Work to complete: Please tally how many lines in the entries below include the word "message", giving only the number.

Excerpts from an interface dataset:
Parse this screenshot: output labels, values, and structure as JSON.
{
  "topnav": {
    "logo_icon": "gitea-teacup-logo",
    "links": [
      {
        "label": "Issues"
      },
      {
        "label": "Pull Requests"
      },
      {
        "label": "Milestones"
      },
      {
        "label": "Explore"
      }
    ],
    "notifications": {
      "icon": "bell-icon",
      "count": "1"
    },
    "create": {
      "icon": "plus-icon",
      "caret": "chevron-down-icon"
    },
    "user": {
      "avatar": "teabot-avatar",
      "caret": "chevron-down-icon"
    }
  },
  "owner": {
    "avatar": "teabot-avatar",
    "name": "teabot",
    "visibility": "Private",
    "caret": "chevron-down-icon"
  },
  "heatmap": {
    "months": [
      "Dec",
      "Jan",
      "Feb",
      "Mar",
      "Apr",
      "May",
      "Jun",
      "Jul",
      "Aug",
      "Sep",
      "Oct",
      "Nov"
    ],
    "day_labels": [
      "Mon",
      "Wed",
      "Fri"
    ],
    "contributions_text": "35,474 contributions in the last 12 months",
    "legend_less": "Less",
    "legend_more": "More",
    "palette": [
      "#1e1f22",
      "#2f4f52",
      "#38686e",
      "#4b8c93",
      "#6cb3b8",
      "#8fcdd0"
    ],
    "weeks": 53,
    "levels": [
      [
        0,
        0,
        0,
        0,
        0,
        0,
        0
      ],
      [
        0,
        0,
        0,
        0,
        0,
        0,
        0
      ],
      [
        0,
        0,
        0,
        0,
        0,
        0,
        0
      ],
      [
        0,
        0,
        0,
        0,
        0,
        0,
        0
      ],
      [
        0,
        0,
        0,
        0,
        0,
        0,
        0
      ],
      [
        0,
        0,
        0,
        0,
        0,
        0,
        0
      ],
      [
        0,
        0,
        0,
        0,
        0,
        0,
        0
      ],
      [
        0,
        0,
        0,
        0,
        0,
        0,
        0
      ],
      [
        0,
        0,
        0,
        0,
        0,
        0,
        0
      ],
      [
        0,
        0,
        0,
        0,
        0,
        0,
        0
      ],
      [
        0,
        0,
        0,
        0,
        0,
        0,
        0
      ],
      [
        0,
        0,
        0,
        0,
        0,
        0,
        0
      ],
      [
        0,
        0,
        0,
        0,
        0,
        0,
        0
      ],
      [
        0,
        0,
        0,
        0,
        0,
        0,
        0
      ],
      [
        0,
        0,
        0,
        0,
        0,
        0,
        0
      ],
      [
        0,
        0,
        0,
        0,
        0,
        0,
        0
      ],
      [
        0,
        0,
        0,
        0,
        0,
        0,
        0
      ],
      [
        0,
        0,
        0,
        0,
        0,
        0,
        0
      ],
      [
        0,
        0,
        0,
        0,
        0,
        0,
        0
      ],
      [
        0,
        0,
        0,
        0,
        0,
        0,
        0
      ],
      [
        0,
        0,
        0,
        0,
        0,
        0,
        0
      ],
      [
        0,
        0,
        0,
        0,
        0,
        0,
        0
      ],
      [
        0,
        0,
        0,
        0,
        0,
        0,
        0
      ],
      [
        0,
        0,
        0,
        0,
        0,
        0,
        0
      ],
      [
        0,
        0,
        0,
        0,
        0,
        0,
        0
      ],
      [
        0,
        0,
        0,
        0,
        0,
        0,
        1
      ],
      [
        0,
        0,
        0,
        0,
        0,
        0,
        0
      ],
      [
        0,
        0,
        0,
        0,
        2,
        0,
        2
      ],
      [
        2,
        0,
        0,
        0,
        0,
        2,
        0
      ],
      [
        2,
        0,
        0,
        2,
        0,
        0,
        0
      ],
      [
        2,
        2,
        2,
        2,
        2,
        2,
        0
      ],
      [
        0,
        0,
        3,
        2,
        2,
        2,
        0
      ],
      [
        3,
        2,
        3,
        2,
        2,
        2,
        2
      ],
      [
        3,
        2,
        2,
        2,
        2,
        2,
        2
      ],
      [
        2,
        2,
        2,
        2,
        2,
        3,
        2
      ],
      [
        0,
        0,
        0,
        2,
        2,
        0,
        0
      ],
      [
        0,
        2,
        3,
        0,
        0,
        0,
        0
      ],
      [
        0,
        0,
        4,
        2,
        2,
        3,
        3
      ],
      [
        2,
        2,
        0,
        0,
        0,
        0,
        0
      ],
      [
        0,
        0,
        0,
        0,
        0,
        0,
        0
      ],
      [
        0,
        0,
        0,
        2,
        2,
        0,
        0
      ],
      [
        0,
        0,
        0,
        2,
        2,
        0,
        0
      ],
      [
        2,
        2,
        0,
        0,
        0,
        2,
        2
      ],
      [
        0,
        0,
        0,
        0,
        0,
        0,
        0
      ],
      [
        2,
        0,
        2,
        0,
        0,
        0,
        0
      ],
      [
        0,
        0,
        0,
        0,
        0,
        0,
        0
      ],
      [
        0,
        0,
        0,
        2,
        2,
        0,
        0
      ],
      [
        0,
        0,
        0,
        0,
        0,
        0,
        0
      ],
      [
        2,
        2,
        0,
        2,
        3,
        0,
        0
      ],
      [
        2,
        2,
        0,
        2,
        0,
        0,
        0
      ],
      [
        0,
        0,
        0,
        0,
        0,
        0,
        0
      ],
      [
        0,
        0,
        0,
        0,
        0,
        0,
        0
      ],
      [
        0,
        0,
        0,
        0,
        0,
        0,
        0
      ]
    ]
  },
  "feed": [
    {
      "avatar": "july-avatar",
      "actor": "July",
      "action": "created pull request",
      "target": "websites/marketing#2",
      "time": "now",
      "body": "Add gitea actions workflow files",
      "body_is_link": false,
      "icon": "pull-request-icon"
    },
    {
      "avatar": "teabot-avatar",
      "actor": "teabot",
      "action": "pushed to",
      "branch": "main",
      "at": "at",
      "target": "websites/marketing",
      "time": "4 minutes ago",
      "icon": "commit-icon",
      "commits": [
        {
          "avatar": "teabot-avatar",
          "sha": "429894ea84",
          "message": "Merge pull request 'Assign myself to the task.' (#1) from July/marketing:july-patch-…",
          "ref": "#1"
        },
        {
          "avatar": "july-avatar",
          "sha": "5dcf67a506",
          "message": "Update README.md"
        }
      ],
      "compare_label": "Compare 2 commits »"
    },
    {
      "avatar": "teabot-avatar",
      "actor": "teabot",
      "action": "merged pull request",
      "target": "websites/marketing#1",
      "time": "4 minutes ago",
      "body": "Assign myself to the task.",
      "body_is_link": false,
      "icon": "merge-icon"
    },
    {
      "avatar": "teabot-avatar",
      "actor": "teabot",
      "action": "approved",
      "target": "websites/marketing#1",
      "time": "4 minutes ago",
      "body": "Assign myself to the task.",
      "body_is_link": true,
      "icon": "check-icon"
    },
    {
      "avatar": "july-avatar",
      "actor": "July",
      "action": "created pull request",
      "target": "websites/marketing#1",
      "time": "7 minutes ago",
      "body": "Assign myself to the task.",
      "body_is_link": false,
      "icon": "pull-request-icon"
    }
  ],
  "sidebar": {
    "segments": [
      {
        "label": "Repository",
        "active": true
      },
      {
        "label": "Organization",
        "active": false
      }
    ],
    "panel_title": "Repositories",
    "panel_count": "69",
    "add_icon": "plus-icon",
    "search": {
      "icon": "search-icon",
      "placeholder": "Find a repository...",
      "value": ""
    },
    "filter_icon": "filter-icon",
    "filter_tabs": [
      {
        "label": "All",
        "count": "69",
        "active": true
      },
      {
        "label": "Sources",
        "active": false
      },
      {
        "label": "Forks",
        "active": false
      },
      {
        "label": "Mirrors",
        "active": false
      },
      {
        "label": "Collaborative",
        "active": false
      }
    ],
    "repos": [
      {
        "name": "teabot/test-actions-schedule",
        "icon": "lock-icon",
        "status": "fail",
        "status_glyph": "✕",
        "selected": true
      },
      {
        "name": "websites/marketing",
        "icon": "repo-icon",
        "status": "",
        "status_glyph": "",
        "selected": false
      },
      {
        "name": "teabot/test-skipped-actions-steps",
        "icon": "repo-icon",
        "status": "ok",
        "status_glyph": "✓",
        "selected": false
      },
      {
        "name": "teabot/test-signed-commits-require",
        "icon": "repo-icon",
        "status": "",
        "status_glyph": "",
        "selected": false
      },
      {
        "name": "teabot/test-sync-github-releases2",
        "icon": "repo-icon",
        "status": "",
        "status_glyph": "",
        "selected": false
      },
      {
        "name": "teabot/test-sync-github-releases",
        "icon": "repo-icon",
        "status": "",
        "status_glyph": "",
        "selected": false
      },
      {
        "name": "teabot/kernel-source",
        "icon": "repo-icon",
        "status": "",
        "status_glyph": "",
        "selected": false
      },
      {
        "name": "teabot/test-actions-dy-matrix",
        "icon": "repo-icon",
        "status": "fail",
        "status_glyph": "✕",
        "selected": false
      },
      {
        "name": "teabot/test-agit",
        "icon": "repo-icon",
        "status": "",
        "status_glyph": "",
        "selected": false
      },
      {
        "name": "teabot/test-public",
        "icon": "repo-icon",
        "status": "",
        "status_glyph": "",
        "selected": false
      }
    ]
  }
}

Solution for this task: 2